[Collected data]
· · · · · · ·

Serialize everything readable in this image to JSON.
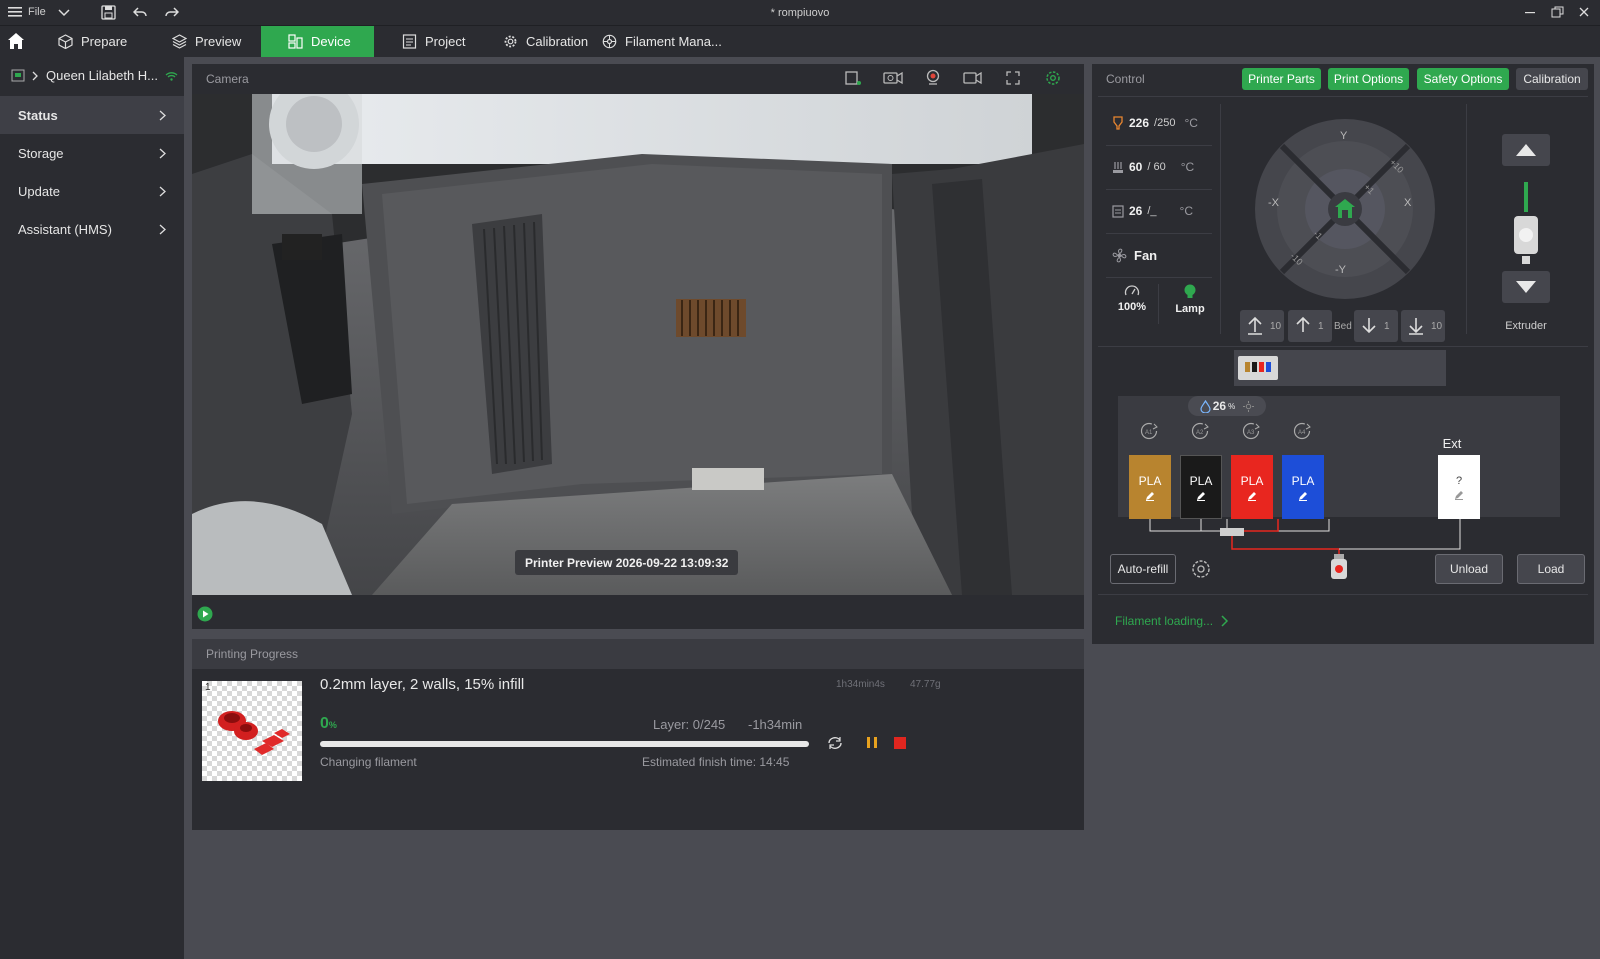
{
  "titlebar": {
    "menu_label": "File",
    "doc_title": "* rompiuovo"
  },
  "nav": {
    "tabs": [
      {
        "label": "Prepare"
      },
      {
        "label": "Preview"
      },
      {
        "label": "Device"
      },
      {
        "label": "Project"
      },
      {
        "label": "Calibration"
      },
      {
        "label": "Filament Mana..."
      }
    ]
  },
  "sidebar": {
    "printer_name": "Queen Lilabeth H...",
    "items": [
      {
        "label": "Status"
      },
      {
        "label": "Storage"
      },
      {
        "label": "Update"
      },
      {
        "label": "Assistant (HMS)"
      }
    ]
  },
  "camera": {
    "title": "Camera",
    "overlay": "Printer Preview  2026-09-22 13:09:32"
  },
  "progress": {
    "title": "Printing Progress",
    "plate_number": "1",
    "job_name": "0.2mm layer, 2 walls, 15% infill",
    "est_time": "1h34min4s",
    "weight": "47.77g",
    "percent": "0",
    "percent_unit": "%",
    "percent_value": 0,
    "layer": "Layer: 0/245",
    "remaining": "-1h34min",
    "stage": "Changing filament",
    "finish": "Estimated finish time: 14:45"
  },
  "control": {
    "title": "Control",
    "tabs": [
      "Printer Parts",
      "Print Options",
      "Safety Options",
      "Calibration"
    ],
    "nozzle": {
      "current": "226",
      "target": "/250",
      "unit": "°C"
    },
    "bed": {
      "current": "60",
      "target": "/ 60",
      "unit": "°C"
    },
    "chamber": {
      "current": "26",
      "target": "/_",
      "unit": "°C"
    },
    "fan_label": "Fan",
    "speed": "100%",
    "lamp_label": "Lamp",
    "jog": {
      "y": "Y",
      "neg_y": "-Y",
      "x": "X",
      "neg_x": "-X",
      "p10": "+10",
      "p1": "+1",
      "m1": "-1",
      "m10": "-10"
    },
    "bed_buttons": {
      "up10": "10",
      "up1": "1",
      "bed": "Bed",
      "down1": "1",
      "down10": "10"
    },
    "extruder_label": "Extruder"
  },
  "ams": {
    "humidity": "26",
    "humidity_unit": "%",
    "slots": [
      {
        "id": "A1",
        "type": "PLA",
        "color": "#b8842f"
      },
      {
        "id": "A2",
        "type": "PLA",
        "color": "#1a1a1a"
      },
      {
        "id": "A3",
        "type": "PLA",
        "color": "#e8261f"
      },
      {
        "id": "A4",
        "type": "PLA",
        "color": "#1d4ed8"
      }
    ],
    "ext": {
      "label": "Ext",
      "type": "?"
    },
    "auto_refill": "Auto-refill",
    "unload": "Unload",
    "load": "Load",
    "status": "Filament loading..."
  },
  "colors": {
    "accent": "#2fa84f",
    "panel": "#2b2c31",
    "background": "#4a4b52"
  }
}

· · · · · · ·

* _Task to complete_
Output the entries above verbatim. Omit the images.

* _Response area_
Serialize everything readable in this image to JSON.
{
  "titlebar": {
    "menu_label": "File",
    "doc_title": "* rompiuovo"
  },
  "nav": {
    "tabs": [
      {
        "label": "Prepare"
      },
      {
        "label": "Preview"
      },
      {
        "label": "Device"
      },
      {
        "label": "Project"
      },
      {
        "label": "Calibration"
      },
      {
        "label": "Filament Mana..."
      }
    ]
  },
  "sidebar": {
    "printer_name": "Queen Lilabeth H...",
    "items": [
      {
        "label": "Status"
      },
      {
        "label": "Storage"
      },
      {
        "label": "Update"
      },
      {
        "label": "Assistant (HMS)"
      }
    ]
  },
  "camera": {
    "title": "Camera",
    "overlay": "Printer Preview  2026-09-22 13:09:32"
  },
  "progress": {
    "title": "Printing Progress",
    "plate_number": "1",
    "job_name": "0.2mm layer, 2 walls, 15% infill",
    "est_time": "1h34min4s",
    "weight": "47.77g",
    "percent": "0",
    "percent_unit": "%",
    "percent_value": 0,
    "layer": "Layer: 0/245",
    "remaining": "-1h34min",
    "stage": "Changing filament",
    "finish": "Estimated finish time: 14:45"
  },
  "control": {
    "title": "Control",
    "tabs": [
      "Printer Parts",
      "Print Options",
      "Safety Options",
      "Calibration"
    ],
    "nozzle": {
      "current": "226",
      "target": "/250",
      "unit": "°C"
    },
    "bed": {
      "current": "60",
      "target": "/ 60",
      "unit": "°C"
    },
    "chamber": {
      "current": "26",
      "target": "/_",
      "unit": "°C"
    },
    "fan_label": "Fan",
    "speed": "100%",
    "lamp_label": "Lamp",
    "jog": {
      "y": "Y",
      "neg_y": "-Y",
      "x": "X",
      "neg_x": "-X",
      "p10": "+10",
      "p1": "+1",
      "m1": "-1",
      "m10": "-10"
    },
    "bed_buttons": {
      "up10": "10",
      "up1": "1",
      "bed": "Bed",
      "down1": "1",
      "down10": "10"
    },
    "extruder_label": "Extruder"
  },
  "ams": {
    "humidity": "26",
    "humidity_unit": "%",
    "slots": [
      {
        "id": "A1",
        "type": "PLA",
        "color": "#b8842f"
      },
      {
        "id": "A2",
        "type": "PLA",
        "color": "#1a1a1a"
      },
      {
        "id": "A3",
        "type": "PLA",
        "color": "#e8261f"
      },
      {
        "id": "A4",
        "type": "PLA",
        "color": "#1d4ed8"
      }
    ],
    "ext": {
      "label": "Ext",
      "type": "?"
    },
    "auto_refill": "Auto-refill",
    "unload": "Unload",
    "load": "Load",
    "status": "Filament loading..."
  },
  "colors": {
    "accent": "#2fa84f",
    "panel": "#2b2c31",
    "background": "#4a4b52"
  }
}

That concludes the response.